We need the following lemma, which is important in establishing our main result in the next section.
Lemma 2.5 is completely continuous.
Proof We divide the proof into two parts.
Part 1. First, we show that T is a continuous operator.
So, T is a continuous operator on .
Part 2. Now we show that T is a compact operator.
and so , where D is as in (2.33). It means that T Ω is bounded.
Now, we show that the set of functions B is equicontinuous on , where .
and , .
The above inequality shows that the set is equicontinuous on .
keeping in mind that .
when , .
- (1)If and with , then(2.40)
- (2)If , then(2.43)
when , noting that because .
when and .
The above inequality (2.49) shows that the set is equicontinuous on . As a consequence of the Arzela-Ascoli theorem, we have that T Ω is a compact set in . The proof is complete. □
Finally, for the remainder of this section, we give the following lemma, which will be used to obtain our main results.
Lemma 2.6 ()
Then A has a fixed point in Ω.
3 Main results
Let us introduce some assumptions which will be used throughout this paper.
for all , , and .
for all , , and .
where T is defined as before.
We first establish the following lemma to obtain our results.
Lemma 3.1 Suppose that (H1), (H2), (H3) hold. Then the operator A maps into .
and so . Thus, according to hypothesis (H1) and (3.4)-(3.5), we know that and . That is, . Therefore, in view of Lemma 2.5, it follows that . Thus, . The proof is complete. □
The following lemma is significant to obtaining the result in this article.
Lemma 3.2 Suppose that (H1) and (H4) hold. Then the operator is completely continuous.
Proof We first show that the operator F maps into under (H4).
noting that and .

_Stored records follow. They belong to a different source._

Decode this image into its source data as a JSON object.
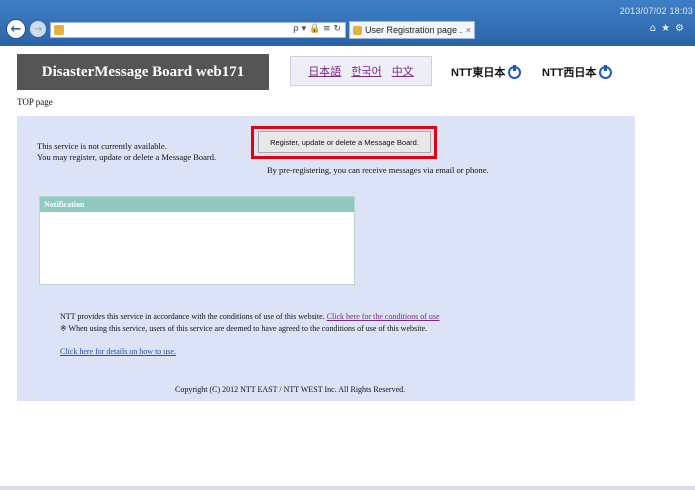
{
  "browser": {
    "timestamp": "2013/07/02 18:03",
    "address_tools": "ρ ▾ 🔒 ≡ ↻",
    "tab_label": "User Registration page ...",
    "tab_close": "×",
    "back_glyph": "←",
    "forward_glyph": "→",
    "right_icons": "⌂★⚙",
    "icons": [
      "back-arrow-icon",
      "forward-arrow-icon",
      "page-icon",
      "search-icon",
      "lock-icon",
      "refresh-icon",
      "close-icon",
      "home-icon",
      "star-icon",
      "gear-icon"
    ]
  },
  "header": {
    "logo_text": "DisasterMessage Board web171",
    "languages": [
      "日本語",
      "한국어",
      "中文"
    ],
    "ntt_east": "NTT東日本",
    "ntt_west": "NTT西日本"
  },
  "breadcrumb": "TOP page",
  "main": {
    "status_line_1": "This service is not currently available.",
    "status_line_2": "You may register, update or delete a Message Board.",
    "register_button": "Register, update or delete a Message Board.",
    "prereg_text": "By pre-registering, you can receive messages via email or phone.",
    "notification_header": "Notification",
    "terms_text": "NTT provides this service in accordance with the conditions of use of this website.",
    "terms_link": "Click here for the conditions of use",
    "terms_note": "※ When using this service, users of this service are deemed to have agreed to the conditions of use of this website.",
    "howto_link": "Click here for details on how to use.",
    "copyright": "Copyright (C) 2012 NTT EAST / NTT WEST Inc. All Rights Reserved."
  },
  "colors": {
    "chrome_blue": "#2b63a8",
    "panel_bg": "#dce3f7",
    "highlight_red": "#e00010",
    "notification_teal": "#8fc9c2",
    "link_purple": "#7a2a86",
    "link_blue": "#1f4fb0"
  }
}
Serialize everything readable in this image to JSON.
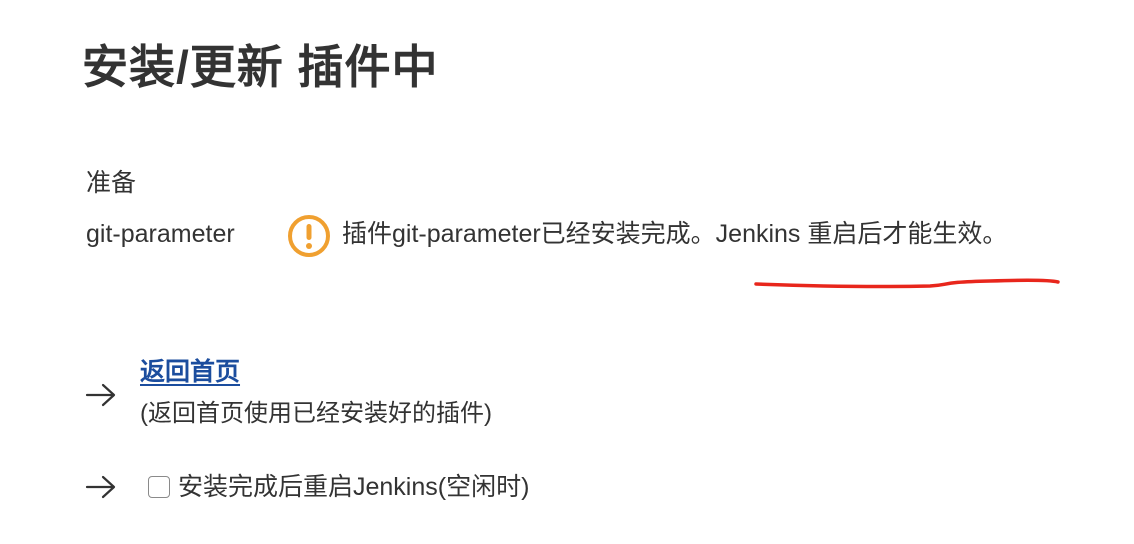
{
  "page": {
    "title": "安装/更新 插件中"
  },
  "install": {
    "prepare_label": "准备",
    "plugins": [
      {
        "name": "git-parameter",
        "status_icon": "warning-icon",
        "status_text": "插件git-parameter已经安装完成。Jenkins 重启后才能生效。"
      }
    ]
  },
  "actions": {
    "back_home_link": "返回首页",
    "back_home_description": "(返回首页使用已经安装好的插件)",
    "restart_checkbox_label": "安装完成后重启Jenkins(空闲时)",
    "restart_checked": false
  },
  "colors": {
    "warning": "#f0a030",
    "link": "#1b4d9e",
    "annotation": "#e8261c",
    "text": "#333333"
  }
}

Thus, according to hypothesis (H1), formulae (3.6)-(3.7) ensure that , noting that .
Now, we prove that the operator is completely continuous.
First of all, in view of Lemma 2.5, we know that the operator because of the fact that and .
It remains to show that the operator A is completely continuous. The following proof is divided into two steps.
Step 1. We show that the operator A is compact on .
Therefore, the set is bounded in , and therefore, TB is a compact set in view of Lemma 2.5. That is, A Ω is a compact set, owing to the fact that and . Hence, A is a compact operator.
Step 2. We show that the operator A is continuous on .
The following proof is divided into two parts.
holds for , because , , , observing (3.8).
when , noting that (3.11)-(3.12), where .
holds for .
because of the fact that and .
- (i)If , then from (3.8) it follows that(3.17)
- (ii)If , then(3.18)
when , where .
holds when .
Formulae (3.15), (3.24) yield that in . That is, the operator A is continuous on . The proof is complete. □
In view of Lemma 2.3, it is easy to know that is a solution of BVP (1.1)-(1.2) if and only if is a fixed point of the operator A. Therefore, we can focus on seeking the existence of a fixed point of A in .
Let , where , is given by (H3).
We are now in a position to state the first theorem in the present paper.
Theorem 3.1 Suppose that (H1)-(H3) hold. If , then BVP (1.1)-(1.2) has a unique solution.
As , A is a contraction mapping. So, by the contraction mapping principle, A has a unique fixed point . That is, is the unique solution of BVP (1.1)-(1.2). □
We give another result in this paper as follows.
Theorem 3.2 If (H1), (H4) hold, then BVP (1.1)-(1.2) has at least one solution.
Proof First, by Lemma 3.2, we know that is completely continuous.
Let , , , , , and . Put , .
noting that (2.28), (2.29) and keeping in mind the choice of R and .
noting that (2.28), (2.29), (2.31) and the choice of R as well as .
Summing up (3.28) and (3.29), we have that . That is, because . So, the relation (3.27) holds. As a consequence of Lemma 2.6, the operator A has at least one point . That is, is a solution of BVP (1.1)-(1.2). □